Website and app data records
******************************

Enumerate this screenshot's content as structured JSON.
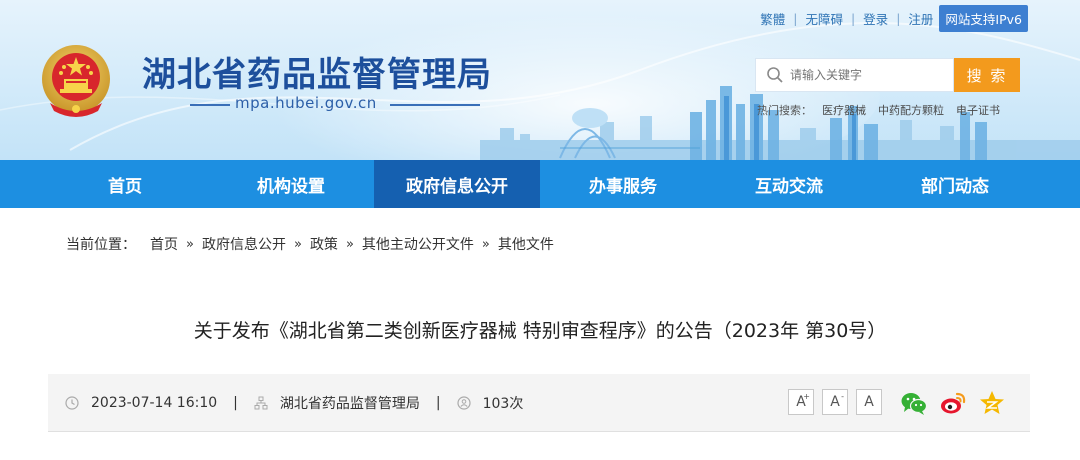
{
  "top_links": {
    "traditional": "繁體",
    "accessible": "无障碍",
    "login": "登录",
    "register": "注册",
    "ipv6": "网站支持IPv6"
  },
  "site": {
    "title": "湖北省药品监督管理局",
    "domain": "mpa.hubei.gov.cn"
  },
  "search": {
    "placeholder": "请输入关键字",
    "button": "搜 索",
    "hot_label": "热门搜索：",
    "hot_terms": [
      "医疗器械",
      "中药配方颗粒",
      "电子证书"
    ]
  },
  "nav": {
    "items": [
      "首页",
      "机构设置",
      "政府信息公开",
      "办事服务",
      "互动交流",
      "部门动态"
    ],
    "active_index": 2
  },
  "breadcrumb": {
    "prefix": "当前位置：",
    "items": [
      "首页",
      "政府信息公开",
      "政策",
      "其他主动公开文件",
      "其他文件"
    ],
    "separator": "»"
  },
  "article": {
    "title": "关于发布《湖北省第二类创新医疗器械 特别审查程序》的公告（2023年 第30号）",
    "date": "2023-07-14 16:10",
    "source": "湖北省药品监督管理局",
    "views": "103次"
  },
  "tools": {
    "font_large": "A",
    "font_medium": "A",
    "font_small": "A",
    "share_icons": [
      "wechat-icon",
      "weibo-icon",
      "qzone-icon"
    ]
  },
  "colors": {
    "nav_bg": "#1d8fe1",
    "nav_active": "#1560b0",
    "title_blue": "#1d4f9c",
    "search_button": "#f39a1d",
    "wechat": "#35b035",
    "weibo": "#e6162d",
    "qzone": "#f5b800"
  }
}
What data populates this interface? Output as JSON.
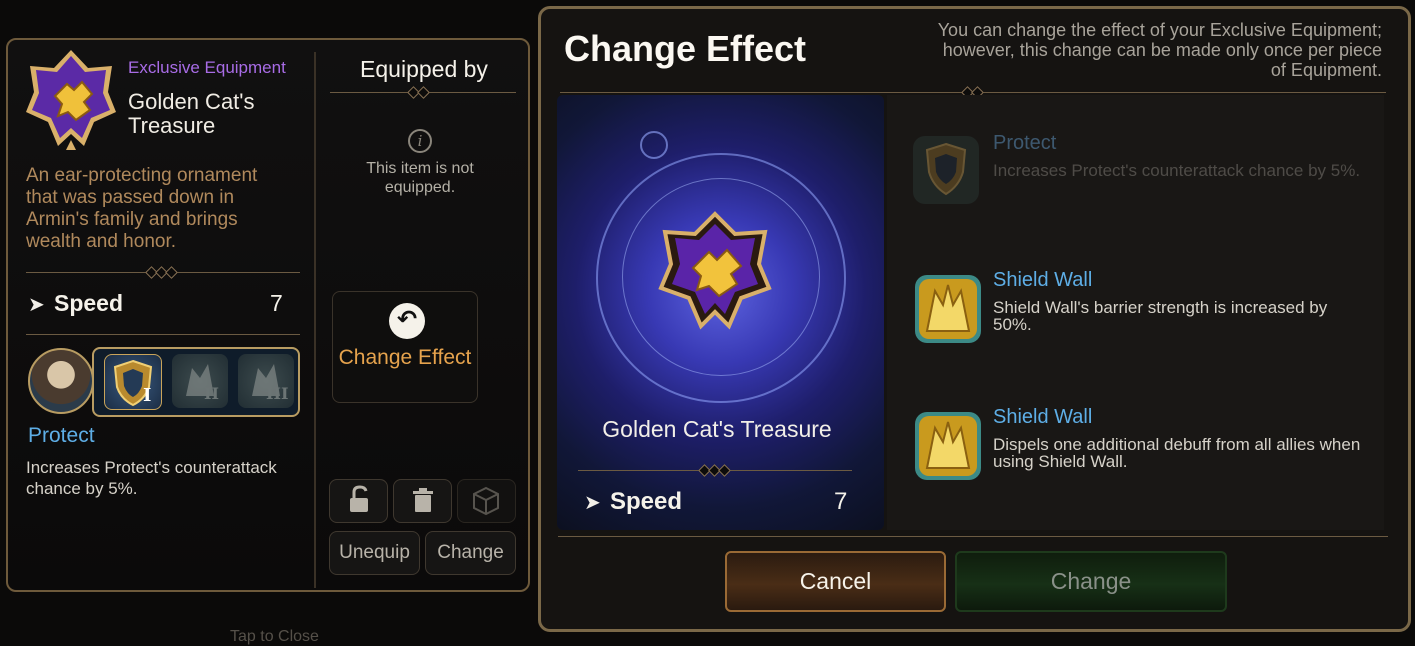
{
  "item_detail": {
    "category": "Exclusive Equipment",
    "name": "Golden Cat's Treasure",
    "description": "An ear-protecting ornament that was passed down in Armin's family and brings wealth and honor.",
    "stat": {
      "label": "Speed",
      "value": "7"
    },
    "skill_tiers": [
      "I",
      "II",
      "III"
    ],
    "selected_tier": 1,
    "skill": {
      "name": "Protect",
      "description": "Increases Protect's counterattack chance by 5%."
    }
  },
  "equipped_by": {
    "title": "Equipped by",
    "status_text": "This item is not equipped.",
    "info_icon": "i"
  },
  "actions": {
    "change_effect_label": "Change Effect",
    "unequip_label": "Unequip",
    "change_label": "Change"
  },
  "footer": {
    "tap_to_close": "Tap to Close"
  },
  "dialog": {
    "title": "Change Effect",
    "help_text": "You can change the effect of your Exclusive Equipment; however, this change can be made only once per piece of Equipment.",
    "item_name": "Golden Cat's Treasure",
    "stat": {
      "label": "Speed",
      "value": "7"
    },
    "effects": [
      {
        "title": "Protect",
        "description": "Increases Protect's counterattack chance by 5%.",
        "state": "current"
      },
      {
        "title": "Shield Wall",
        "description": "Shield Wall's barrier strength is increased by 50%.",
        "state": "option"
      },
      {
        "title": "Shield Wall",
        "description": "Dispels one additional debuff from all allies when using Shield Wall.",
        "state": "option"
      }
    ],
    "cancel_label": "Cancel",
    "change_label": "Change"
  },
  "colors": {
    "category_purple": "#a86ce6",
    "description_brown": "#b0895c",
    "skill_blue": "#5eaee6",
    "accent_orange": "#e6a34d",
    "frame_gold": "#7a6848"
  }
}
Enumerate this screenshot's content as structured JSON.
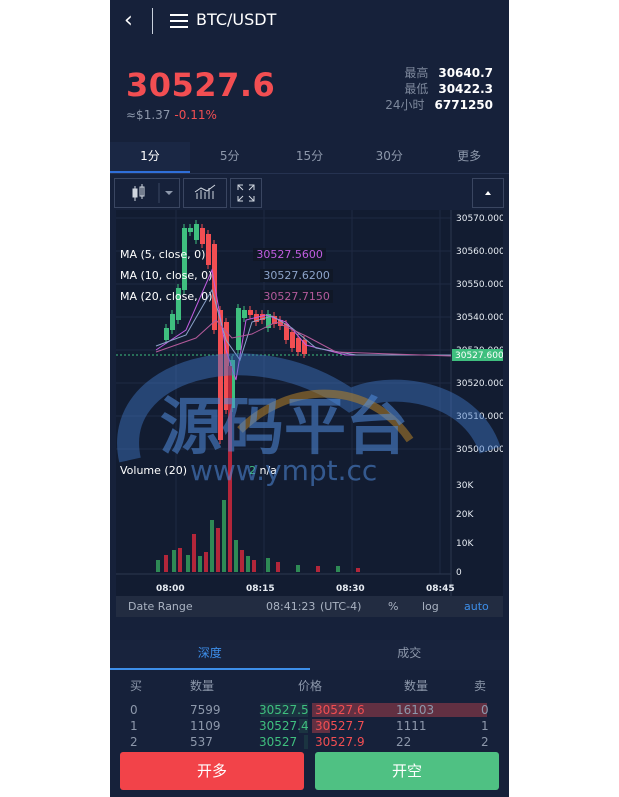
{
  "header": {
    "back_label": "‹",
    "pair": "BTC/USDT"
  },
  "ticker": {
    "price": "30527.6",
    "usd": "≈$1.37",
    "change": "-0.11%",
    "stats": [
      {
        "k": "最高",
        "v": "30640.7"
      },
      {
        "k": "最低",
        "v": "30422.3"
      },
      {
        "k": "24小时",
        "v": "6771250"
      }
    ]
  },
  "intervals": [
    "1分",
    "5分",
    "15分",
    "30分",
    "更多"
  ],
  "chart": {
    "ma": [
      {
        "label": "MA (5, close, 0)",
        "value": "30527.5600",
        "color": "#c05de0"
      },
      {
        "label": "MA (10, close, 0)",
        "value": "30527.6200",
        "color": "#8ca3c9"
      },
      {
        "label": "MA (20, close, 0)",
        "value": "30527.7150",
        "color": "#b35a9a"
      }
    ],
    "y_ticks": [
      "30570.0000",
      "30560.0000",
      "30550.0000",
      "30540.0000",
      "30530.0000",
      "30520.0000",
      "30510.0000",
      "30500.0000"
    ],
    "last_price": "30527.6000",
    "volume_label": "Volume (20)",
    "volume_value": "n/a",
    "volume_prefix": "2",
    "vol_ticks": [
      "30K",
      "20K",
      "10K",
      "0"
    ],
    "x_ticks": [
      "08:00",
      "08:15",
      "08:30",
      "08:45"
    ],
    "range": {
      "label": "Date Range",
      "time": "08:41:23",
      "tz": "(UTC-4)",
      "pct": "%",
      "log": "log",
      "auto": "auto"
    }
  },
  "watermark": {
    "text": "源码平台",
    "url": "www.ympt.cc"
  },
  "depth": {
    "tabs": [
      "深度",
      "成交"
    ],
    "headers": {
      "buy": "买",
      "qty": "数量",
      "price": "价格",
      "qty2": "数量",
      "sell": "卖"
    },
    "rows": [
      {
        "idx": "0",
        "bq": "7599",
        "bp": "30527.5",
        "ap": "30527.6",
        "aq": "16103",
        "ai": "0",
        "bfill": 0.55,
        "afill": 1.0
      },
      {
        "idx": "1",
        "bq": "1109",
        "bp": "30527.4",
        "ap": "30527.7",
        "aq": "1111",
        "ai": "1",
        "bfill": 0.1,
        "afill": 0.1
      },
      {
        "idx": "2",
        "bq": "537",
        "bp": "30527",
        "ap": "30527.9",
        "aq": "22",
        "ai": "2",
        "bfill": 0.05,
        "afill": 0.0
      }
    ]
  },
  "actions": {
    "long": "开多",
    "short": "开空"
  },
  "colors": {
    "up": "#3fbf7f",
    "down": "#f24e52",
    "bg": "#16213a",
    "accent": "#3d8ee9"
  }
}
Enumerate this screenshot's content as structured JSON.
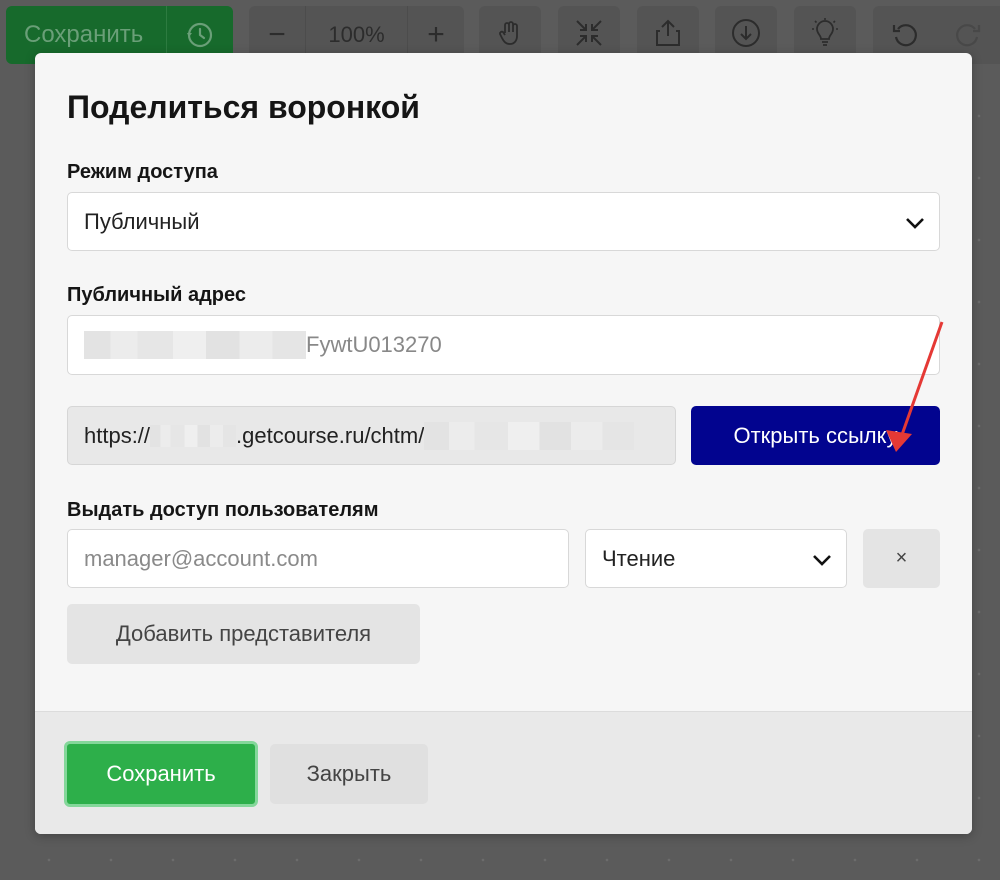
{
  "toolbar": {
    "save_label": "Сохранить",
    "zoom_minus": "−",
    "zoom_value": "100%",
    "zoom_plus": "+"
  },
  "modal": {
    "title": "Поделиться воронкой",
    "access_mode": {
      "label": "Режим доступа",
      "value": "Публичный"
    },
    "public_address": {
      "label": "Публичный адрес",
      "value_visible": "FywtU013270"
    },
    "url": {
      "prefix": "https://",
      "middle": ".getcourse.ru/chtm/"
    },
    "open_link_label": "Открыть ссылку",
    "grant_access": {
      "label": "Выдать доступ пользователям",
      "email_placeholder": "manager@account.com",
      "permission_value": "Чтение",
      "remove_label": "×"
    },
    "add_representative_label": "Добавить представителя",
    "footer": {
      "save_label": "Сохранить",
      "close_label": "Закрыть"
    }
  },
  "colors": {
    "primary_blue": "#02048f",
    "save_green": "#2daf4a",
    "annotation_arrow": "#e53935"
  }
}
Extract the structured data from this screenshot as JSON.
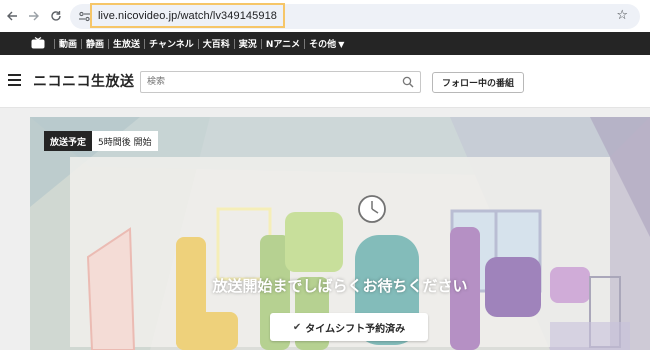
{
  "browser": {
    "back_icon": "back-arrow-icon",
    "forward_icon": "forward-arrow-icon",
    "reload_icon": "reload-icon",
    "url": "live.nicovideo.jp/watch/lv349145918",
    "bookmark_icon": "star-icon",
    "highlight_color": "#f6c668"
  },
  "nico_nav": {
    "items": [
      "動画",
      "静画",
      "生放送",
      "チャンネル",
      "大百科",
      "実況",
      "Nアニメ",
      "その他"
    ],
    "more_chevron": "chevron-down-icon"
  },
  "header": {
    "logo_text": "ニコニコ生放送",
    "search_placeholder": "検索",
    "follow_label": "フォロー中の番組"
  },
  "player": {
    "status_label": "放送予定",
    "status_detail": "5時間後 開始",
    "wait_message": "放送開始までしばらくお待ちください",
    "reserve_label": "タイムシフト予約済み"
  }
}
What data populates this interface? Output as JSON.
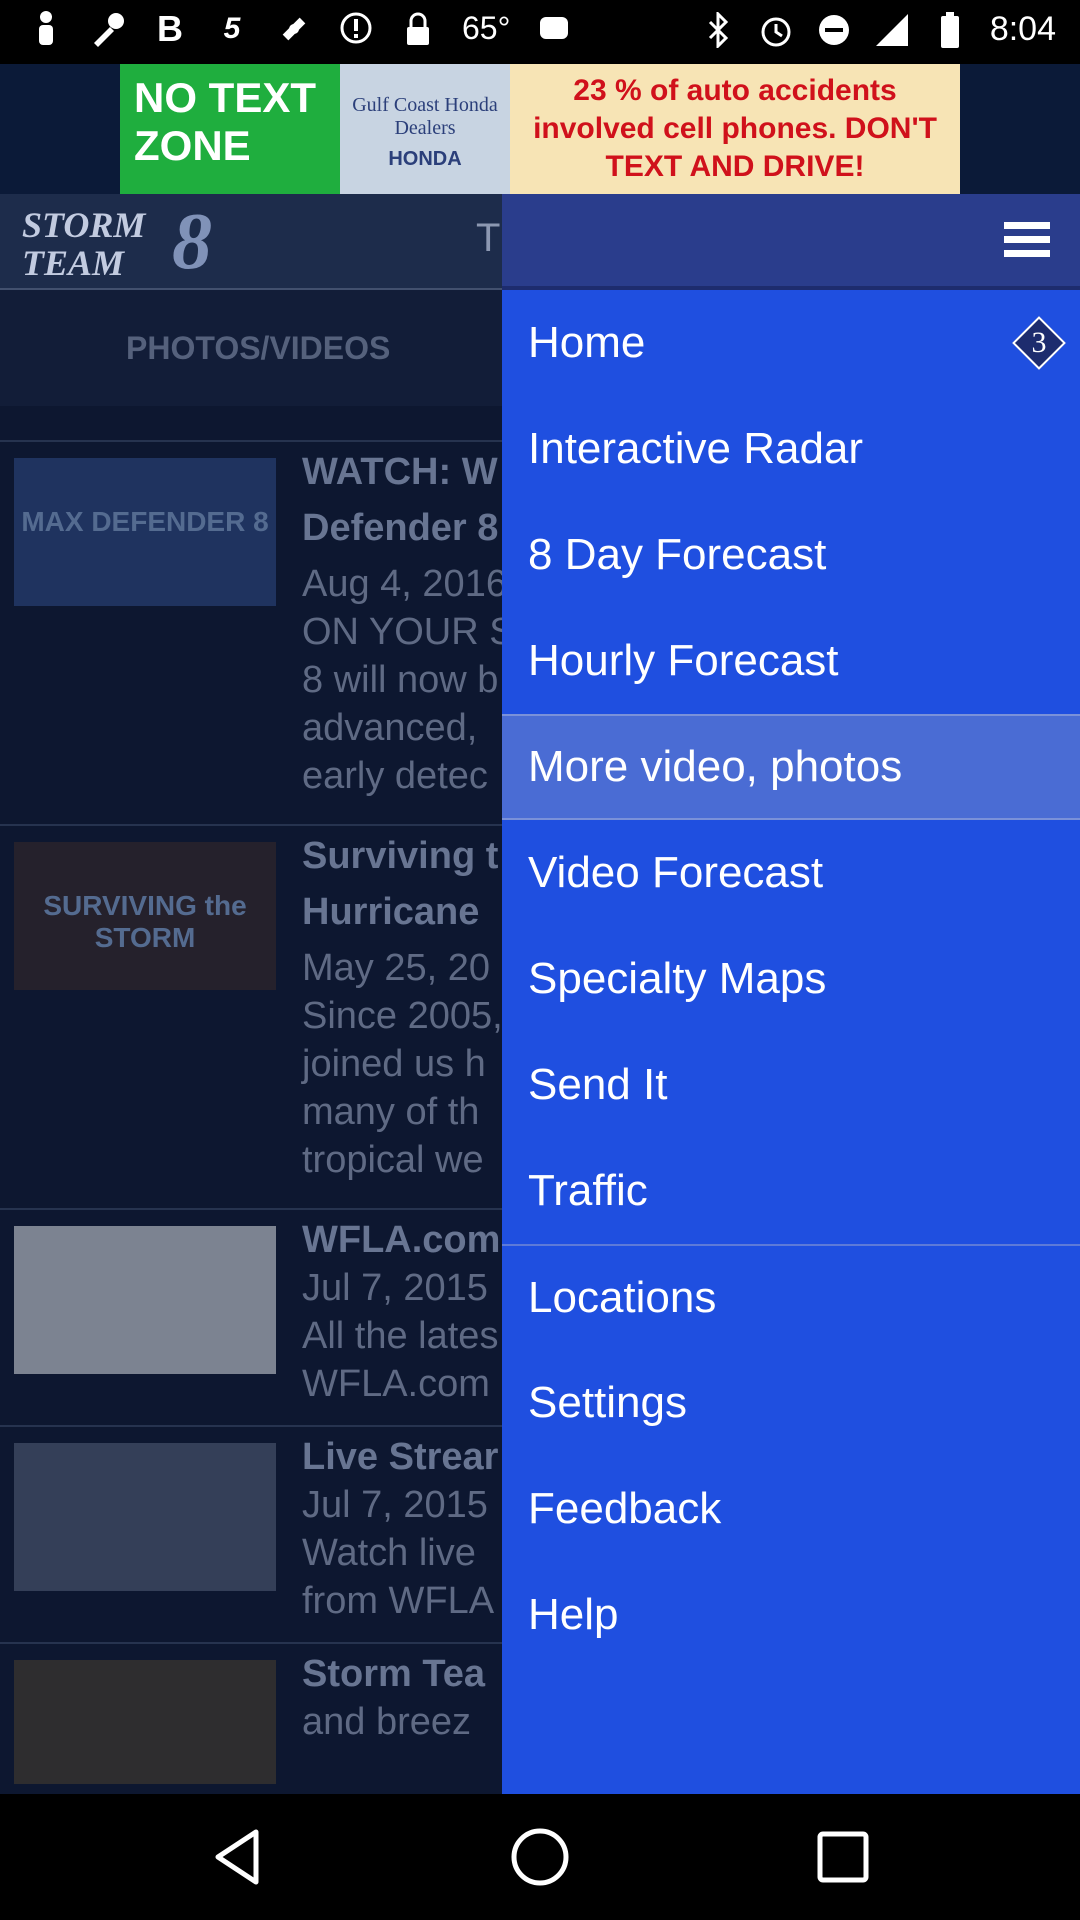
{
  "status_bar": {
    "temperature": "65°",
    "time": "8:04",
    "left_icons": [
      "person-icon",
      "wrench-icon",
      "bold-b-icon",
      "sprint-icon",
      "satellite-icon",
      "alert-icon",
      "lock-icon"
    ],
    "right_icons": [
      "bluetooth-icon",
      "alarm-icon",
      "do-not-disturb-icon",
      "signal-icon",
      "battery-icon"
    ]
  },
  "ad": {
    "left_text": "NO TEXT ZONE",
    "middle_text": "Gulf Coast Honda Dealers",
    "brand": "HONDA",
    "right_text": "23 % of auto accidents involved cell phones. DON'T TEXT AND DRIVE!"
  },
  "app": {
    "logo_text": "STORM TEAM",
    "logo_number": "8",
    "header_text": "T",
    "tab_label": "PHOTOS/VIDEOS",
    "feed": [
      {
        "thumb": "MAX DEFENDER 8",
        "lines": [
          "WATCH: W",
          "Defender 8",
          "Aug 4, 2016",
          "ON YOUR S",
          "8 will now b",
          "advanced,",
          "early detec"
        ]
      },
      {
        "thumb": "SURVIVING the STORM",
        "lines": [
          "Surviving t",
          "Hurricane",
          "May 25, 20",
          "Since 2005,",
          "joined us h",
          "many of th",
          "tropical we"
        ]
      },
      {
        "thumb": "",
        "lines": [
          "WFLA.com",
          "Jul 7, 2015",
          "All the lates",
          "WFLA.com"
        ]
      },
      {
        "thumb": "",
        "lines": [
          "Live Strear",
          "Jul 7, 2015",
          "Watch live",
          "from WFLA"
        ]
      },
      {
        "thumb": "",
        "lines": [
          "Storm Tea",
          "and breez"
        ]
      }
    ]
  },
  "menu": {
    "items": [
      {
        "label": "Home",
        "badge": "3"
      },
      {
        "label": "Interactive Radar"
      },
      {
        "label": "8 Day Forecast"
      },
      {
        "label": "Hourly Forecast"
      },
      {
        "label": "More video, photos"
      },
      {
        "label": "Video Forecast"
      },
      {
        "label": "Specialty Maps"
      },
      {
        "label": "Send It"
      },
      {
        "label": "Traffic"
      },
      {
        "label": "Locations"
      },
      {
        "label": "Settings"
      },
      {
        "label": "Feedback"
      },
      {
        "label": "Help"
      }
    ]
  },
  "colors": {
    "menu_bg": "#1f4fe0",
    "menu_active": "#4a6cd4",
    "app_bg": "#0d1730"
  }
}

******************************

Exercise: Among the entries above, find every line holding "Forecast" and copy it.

Solution to this problem:
        "label": "8 Day Forecast"
        "label": "Hourly Forecast"
        "label": "Video Forecast"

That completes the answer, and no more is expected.